how_to_prepare_for_an_insurance_claim_after_your_in_a_car_accident-1030x687.jpgIt’s been long since I last posted. With the recent holiday and then the wedding season, my schedule was upside down and hence was finding it difficult. But one thing is for sure, once I start, I always tend to find inspiration to blog.

Sometimes ago I wrote an article on why you must insure what will leave you broke. But insurance is one of those things that we normally only look at when we need something. You only look at taking out debt cover because you need a loan from the bank; because its a requirement. Similarly, you only take out home and car insurance because without it, the bank will not finance your deal. Because of this, we rarely have time to understand the small details in those contract. One of those aspects in insurance contract is excess payment.

An excess is the first amount payable by you in the event of a loss, and is the uninsured portion of your loss, so when you submit a claim you’ll have to pay an excess. It usually has to be paid to the garage fixing your car once it is repaired before you can drive it away.

The excess payment is often structured as the greater of a fixed fee and a % of the total claim. To give an example:

A friend of mine was recently involved in a minor accident. His contract stipulated that his excess is the greater of the 5% of the claim amount and N$3000. When he got quotes for his car to be fixed from the various dealers, the damage will cost round about N$30 000 to be fixed. Hence  if you compare N$3 000 and 5% of N$ 30 000 = N$ 1 5000, he will need to pay N$ 3 000 and insurance will only cover N$27 000.

When we were looking over his contract, we also noted that there was an option for a voluntary excess amount that he did not opt for. The way excess amounts works are , the high the excess amount, the lower the premium you will pay. This is because, the higher your excess amount, the insurance pays less for any damage you do to your car. So if it was possible, an insurance with zero excess fee will mean that in an event of a loss, the insurer pays 100% of the damage.

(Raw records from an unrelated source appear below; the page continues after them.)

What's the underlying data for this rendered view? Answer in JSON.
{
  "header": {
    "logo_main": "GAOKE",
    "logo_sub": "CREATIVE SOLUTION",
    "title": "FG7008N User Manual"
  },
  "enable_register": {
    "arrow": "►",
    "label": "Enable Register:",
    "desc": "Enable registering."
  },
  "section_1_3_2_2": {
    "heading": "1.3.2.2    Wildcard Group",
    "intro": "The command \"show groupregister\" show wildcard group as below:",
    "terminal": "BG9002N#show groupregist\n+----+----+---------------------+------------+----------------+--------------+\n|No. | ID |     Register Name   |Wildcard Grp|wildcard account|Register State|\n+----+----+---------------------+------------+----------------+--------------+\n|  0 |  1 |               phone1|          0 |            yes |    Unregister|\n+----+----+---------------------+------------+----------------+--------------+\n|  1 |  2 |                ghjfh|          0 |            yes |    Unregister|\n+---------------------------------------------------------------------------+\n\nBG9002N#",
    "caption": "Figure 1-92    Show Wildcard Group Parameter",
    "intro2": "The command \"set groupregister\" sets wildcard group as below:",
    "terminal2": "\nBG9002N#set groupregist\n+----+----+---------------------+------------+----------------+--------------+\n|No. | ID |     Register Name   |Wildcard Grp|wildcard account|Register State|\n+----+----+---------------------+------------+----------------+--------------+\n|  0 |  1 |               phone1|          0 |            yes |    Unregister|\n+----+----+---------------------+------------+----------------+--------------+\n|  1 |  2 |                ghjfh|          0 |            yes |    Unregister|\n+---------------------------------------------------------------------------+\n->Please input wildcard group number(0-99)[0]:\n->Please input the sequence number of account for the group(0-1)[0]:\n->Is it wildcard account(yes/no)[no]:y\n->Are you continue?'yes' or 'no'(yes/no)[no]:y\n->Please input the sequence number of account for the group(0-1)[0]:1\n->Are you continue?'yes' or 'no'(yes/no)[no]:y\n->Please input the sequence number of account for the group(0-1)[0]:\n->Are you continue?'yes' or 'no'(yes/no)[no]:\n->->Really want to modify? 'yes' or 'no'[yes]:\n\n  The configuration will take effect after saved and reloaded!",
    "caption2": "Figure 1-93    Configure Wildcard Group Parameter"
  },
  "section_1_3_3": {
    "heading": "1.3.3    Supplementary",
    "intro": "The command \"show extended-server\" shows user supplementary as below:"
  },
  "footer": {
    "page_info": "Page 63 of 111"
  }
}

To recoup the cost of anticipated damage, the insurance will charge a higher monthly fee.

In addition, the excess is payable by the owner of the vehicle despite whether you were at fault of causing the accident or not. This is to deter clients submitting fictitious claims or even causing accident deliberately.

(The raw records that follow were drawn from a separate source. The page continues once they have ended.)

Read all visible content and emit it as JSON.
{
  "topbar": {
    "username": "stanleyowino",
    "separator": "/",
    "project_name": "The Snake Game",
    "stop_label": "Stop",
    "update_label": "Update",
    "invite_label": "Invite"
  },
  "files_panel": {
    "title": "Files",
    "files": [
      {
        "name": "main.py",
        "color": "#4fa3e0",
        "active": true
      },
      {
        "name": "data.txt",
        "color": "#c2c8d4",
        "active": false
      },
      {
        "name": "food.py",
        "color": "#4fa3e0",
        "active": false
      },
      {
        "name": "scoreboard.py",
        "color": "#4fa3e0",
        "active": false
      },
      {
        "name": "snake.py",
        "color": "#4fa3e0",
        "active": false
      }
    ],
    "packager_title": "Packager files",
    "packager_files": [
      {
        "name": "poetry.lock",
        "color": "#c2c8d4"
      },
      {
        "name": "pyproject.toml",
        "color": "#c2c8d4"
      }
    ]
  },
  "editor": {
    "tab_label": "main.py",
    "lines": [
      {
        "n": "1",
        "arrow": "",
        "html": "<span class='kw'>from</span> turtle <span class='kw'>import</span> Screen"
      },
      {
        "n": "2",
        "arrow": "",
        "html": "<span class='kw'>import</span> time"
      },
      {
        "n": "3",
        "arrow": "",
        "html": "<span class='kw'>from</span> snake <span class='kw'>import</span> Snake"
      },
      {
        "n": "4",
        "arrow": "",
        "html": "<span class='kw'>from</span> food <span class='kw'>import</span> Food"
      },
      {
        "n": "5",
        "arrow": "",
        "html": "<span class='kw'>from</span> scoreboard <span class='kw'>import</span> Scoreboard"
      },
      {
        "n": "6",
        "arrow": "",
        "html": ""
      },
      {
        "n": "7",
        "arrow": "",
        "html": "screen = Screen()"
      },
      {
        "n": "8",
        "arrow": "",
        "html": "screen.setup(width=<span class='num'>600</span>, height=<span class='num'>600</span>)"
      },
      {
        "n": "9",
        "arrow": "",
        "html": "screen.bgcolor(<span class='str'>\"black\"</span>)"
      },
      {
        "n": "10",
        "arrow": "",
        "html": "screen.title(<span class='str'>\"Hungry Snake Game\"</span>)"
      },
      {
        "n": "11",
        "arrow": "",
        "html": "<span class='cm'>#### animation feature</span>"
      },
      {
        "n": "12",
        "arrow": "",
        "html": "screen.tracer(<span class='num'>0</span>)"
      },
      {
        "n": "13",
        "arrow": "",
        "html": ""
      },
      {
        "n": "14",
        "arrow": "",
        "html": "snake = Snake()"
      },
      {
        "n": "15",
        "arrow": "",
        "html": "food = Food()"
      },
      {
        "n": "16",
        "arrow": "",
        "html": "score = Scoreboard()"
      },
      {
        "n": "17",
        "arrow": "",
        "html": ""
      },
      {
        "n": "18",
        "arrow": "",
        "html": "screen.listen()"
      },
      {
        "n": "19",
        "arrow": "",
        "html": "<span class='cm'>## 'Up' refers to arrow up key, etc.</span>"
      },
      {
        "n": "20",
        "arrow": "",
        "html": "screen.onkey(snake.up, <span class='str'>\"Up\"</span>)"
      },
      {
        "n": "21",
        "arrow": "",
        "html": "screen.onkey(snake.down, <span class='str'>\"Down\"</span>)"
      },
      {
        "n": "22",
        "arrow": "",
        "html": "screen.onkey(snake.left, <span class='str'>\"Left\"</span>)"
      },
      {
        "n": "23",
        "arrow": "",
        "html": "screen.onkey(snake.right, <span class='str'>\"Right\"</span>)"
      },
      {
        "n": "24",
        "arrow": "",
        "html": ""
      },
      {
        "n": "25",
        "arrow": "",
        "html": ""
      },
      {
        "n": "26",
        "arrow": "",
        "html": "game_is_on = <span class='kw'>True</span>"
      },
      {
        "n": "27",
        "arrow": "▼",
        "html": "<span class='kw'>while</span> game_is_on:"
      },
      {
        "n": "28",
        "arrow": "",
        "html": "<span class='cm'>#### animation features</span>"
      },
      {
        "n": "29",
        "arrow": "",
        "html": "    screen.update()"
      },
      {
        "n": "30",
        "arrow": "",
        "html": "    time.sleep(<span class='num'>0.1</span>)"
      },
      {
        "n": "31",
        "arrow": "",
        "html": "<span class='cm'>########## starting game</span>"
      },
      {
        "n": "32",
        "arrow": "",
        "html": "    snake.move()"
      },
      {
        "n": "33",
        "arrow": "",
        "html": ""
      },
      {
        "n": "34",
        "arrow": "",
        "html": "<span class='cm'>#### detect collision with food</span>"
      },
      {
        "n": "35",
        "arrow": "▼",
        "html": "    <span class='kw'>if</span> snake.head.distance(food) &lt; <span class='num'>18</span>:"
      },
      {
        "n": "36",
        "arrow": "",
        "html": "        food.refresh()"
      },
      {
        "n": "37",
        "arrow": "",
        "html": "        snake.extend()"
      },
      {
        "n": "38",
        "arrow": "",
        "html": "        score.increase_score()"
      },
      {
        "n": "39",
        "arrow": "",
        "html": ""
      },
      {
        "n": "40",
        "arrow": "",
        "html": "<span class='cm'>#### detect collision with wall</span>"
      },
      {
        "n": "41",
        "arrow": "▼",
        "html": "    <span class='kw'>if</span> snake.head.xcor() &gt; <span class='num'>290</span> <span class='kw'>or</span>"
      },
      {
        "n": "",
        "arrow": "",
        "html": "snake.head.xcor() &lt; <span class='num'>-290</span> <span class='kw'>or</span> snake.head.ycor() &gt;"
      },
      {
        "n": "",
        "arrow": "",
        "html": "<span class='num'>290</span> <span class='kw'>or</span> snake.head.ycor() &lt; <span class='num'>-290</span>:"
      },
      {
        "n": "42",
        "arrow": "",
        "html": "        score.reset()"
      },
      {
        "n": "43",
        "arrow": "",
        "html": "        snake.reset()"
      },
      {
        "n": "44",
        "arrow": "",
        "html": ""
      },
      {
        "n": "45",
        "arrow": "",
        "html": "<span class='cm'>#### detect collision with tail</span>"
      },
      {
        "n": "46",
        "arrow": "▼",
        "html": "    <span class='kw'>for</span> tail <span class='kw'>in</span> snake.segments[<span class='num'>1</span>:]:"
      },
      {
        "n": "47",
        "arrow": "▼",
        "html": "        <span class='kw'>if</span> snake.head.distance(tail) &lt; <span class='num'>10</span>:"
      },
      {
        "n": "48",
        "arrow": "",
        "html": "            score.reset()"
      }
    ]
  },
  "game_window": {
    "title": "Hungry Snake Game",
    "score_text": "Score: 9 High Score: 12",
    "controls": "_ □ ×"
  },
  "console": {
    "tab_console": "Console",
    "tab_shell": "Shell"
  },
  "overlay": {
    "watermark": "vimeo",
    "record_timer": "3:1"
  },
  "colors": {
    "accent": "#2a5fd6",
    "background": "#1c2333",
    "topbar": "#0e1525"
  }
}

Next time you are looking to take out insurance, enquire about the excess fee and ensure that you understand. Be mindful of the % used in the contract. The higher the % of the total damage, the greater the risk that you are taking.

Do you know what is in your insurance contract? This made me re-look at the my home insurance contract so I know what I am liable in an  event of a loss event.

Be back soon





5 thoughts on “How does insurance excess work?

Leave a Reply

Fill in your details below or click an icon to log in: Logo

You are commenting using your account. Log Out /  Change )

Google photo

You are commenting using your Google account. Log Out /  Change )

Twitter picture

You are commenting using your Twitter account. Log Out /  Change )

Facebook photo

You are commenting using your Facebook account. Log Out /  Change )

Connecting to %s